Chemotherapy is one of the most effective ways of treating cancers of the skin. This type of treatment employs powerful chemicals that destroy cancer cells, thus removing the source of the disease. For skin cancers – including Bowen’s disease – chemotherapy is used as a topical cream that’s directly applied to the skin. This treatment form is optimal for many patients because it can be performed at home. Moreover, topical creams aren’t invasive and don’t usually cause serious side effect besides period inflammation and soreness. A variety of topical treatments exist on the market, so your doctor can help you determine which one is the most suitable for you.
8. Treatment – Electrocautery

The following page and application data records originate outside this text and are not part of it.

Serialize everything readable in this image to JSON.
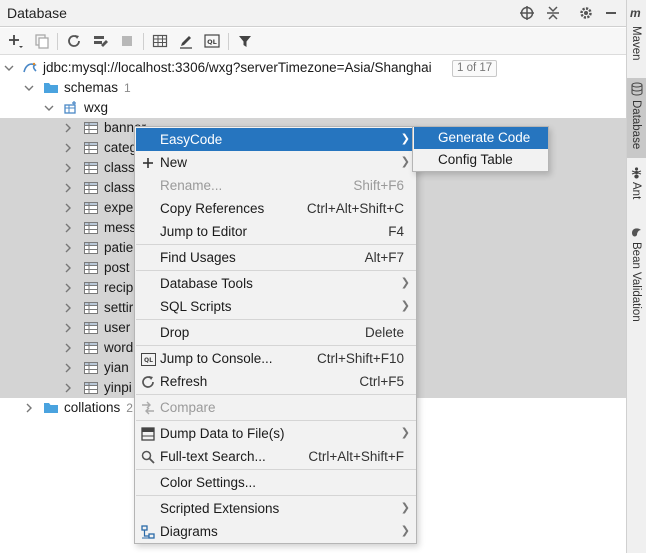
{
  "header": {
    "title": "Database"
  },
  "tree": {
    "connection": {
      "label": "jdbc:mysql://localhost:3306/wxg?serverTimezone=Asia/Shanghai",
      "badge": "1 of 17"
    },
    "schemas": {
      "label": "schemas",
      "count": "1"
    },
    "schema": {
      "label": "wxg"
    },
    "tables": [
      "banner",
      "categ",
      "class",
      "class",
      "expe",
      "mess",
      "patie",
      "post",
      "recip",
      "settir",
      "user",
      "word",
      "yian",
      "yinpi"
    ],
    "collations": {
      "label": "collations",
      "count": "2"
    }
  },
  "context_menu": {
    "items": [
      {
        "label": "EasyCode",
        "shortcut": "",
        "submenu": true,
        "icon": "",
        "highlighted": true,
        "disabled": false
      },
      {
        "label": "New",
        "shortcut": "",
        "submenu": true,
        "icon": "plus-icon",
        "highlighted": false,
        "disabled": false
      },
      {
        "label": "Rename...",
        "shortcut": "Shift+F6",
        "submenu": false,
        "icon": "",
        "highlighted": false,
        "disabled": true
      },
      {
        "label": "Copy References",
        "shortcut": "Ctrl+Alt+Shift+C",
        "submenu": false,
        "icon": "",
        "highlighted": false,
        "disabled": false
      },
      {
        "label": "Jump to Editor",
        "shortcut": "F4",
        "submenu": false,
        "icon": "",
        "highlighted": false,
        "disabled": false
      },
      {
        "label": "Find Usages",
        "shortcut": "Alt+F7",
        "submenu": false,
        "icon": "",
        "highlighted": false,
        "disabled": false
      },
      {
        "label": "Database Tools",
        "shortcut": "",
        "submenu": true,
        "icon": "",
        "highlighted": false,
        "disabled": false
      },
      {
        "label": "SQL Scripts",
        "shortcut": "",
        "submenu": true,
        "icon": "",
        "highlighted": false,
        "disabled": false
      },
      {
        "label": "Drop",
        "shortcut": "Delete",
        "submenu": false,
        "icon": "",
        "highlighted": false,
        "disabled": false
      },
      {
        "label": "Jump to Console...",
        "shortcut": "Ctrl+Shift+F10",
        "submenu": false,
        "icon": "console-icon",
        "highlighted": false,
        "disabled": false
      },
      {
        "label": "Refresh",
        "shortcut": "Ctrl+F5",
        "submenu": false,
        "icon": "refresh-icon",
        "highlighted": false,
        "disabled": false
      },
      {
        "label": "Compare",
        "shortcut": "",
        "submenu": false,
        "icon": "compare-icon",
        "highlighted": false,
        "disabled": true
      },
      {
        "label": "Dump Data to File(s)",
        "shortcut": "",
        "submenu": true,
        "icon": "dump-data-icon",
        "highlighted": false,
        "disabled": false
      },
      {
        "label": "Full-text Search...",
        "shortcut": "Ctrl+Alt+Shift+F",
        "submenu": false,
        "icon": "search-icon",
        "highlighted": false,
        "disabled": false
      },
      {
        "label": "Color Settings...",
        "shortcut": "",
        "submenu": false,
        "icon": "",
        "highlighted": false,
        "disabled": false
      },
      {
        "label": "Scripted Extensions",
        "shortcut": "",
        "submenu": true,
        "icon": "",
        "highlighted": false,
        "disabled": false
      },
      {
        "label": "Diagrams",
        "shortcut": "",
        "submenu": true,
        "icon": "diagram-icon",
        "highlighted": false,
        "disabled": false
      }
    ]
  },
  "submenu": {
    "items": [
      {
        "label": "Generate Code",
        "highlighted": true
      },
      {
        "label": "Config Table",
        "highlighted": false
      }
    ]
  },
  "right_tabs": [
    {
      "label": "Maven",
      "icon": "maven-icon",
      "active": false
    },
    {
      "label": "Database",
      "icon": "database-icon",
      "active": true
    },
    {
      "label": "Ant",
      "icon": "ant-icon",
      "active": false
    },
    {
      "label": "Bean Validation",
      "icon": "bean-validation-icon",
      "active": false
    }
  ],
  "colors": {
    "highlight": "#2675bf",
    "selection": "#d4d4d4",
    "folder": "#4aa3df"
  }
}
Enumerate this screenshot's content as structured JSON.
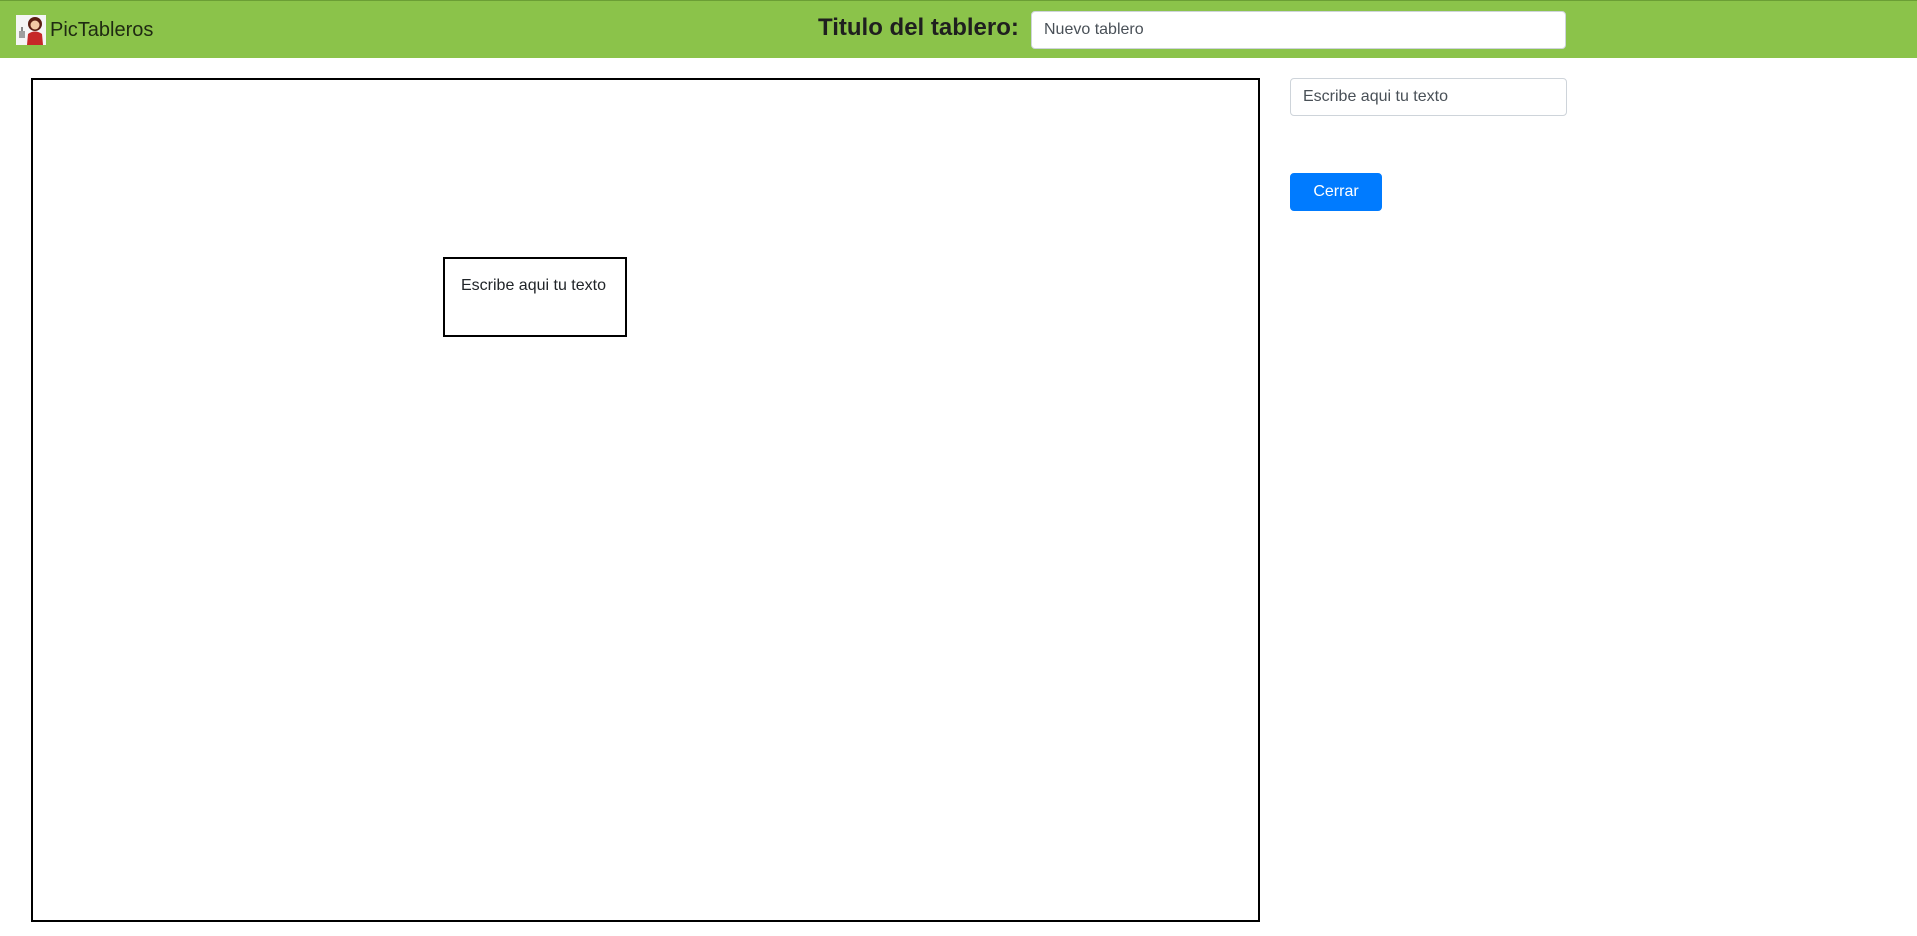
{
  "app": {
    "brand_name": "PicTableros",
    "logo_icon": "girl-avatar-icon"
  },
  "header": {
    "title_label": "Titulo del tablero:",
    "title_input_value": "Nuevo tablero"
  },
  "board": {
    "text_box_content": "Escribe aqui tu texto"
  },
  "side_panel": {
    "text_input_value": "Escribe aqui tu texto",
    "close_label": "Cerrar"
  },
  "colors": {
    "navbar": "#8bc34a",
    "button_primary": "#007bff"
  }
}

Also known as thermal cautery, electrocautery is a treatment that uses direct current administered through a metal wire that generates heat. The resulting heat is used to destroy or modify damaged or cancerous tissue on the skin. The advantages of electrocautery are many; it’s applicable for a number of conditions and can achieve various levels of tissue repair. Another benefit of this treatments is that it is safe, despite relying on electricity. The current doesn’t pass through the patient, ensuring that individuals with pacemakers or other metallic or surgical implants aren’t harmed.
9. Treatment – Photodynamic Therapy
A considerable amount of Bowen’s disease patients opt for photodynamic therapy to treat their condition. This treatment uses a mix or internally administered drugs and a particular type of light to create oxygen, thus killing affected cells. The first stage of treatment involves injecting a photosensitizing agent into the bloodstream, which is quickly absorbed by the body. However, the chemical only attaches itself to cancerous cells, leaving healthy tissue unharmed. Then, a unique light is activated, and when absorbed into the cancerous cells, creates oxygen which harms the area around the infection site.
10. Treatment – Radiotherapy
Radiotherapy is – besides chemotherapy and surgery – the most commonplace treatment for many types of cancers. Radiotherapy works by creating small breaks inside cancer cells, thus ensuring that they are not able to grow and divide. Unfortunately, despite radiation being effective, it also comes with a number of side effects, many of which can be highly unpleasant. For starters, it can lead to hair loss, which can take years to grow back. Moreover, it may also target healthy cells, leading to long-lasting skin and organ damage. However, specialized medication can help to treat the most serious side-effects.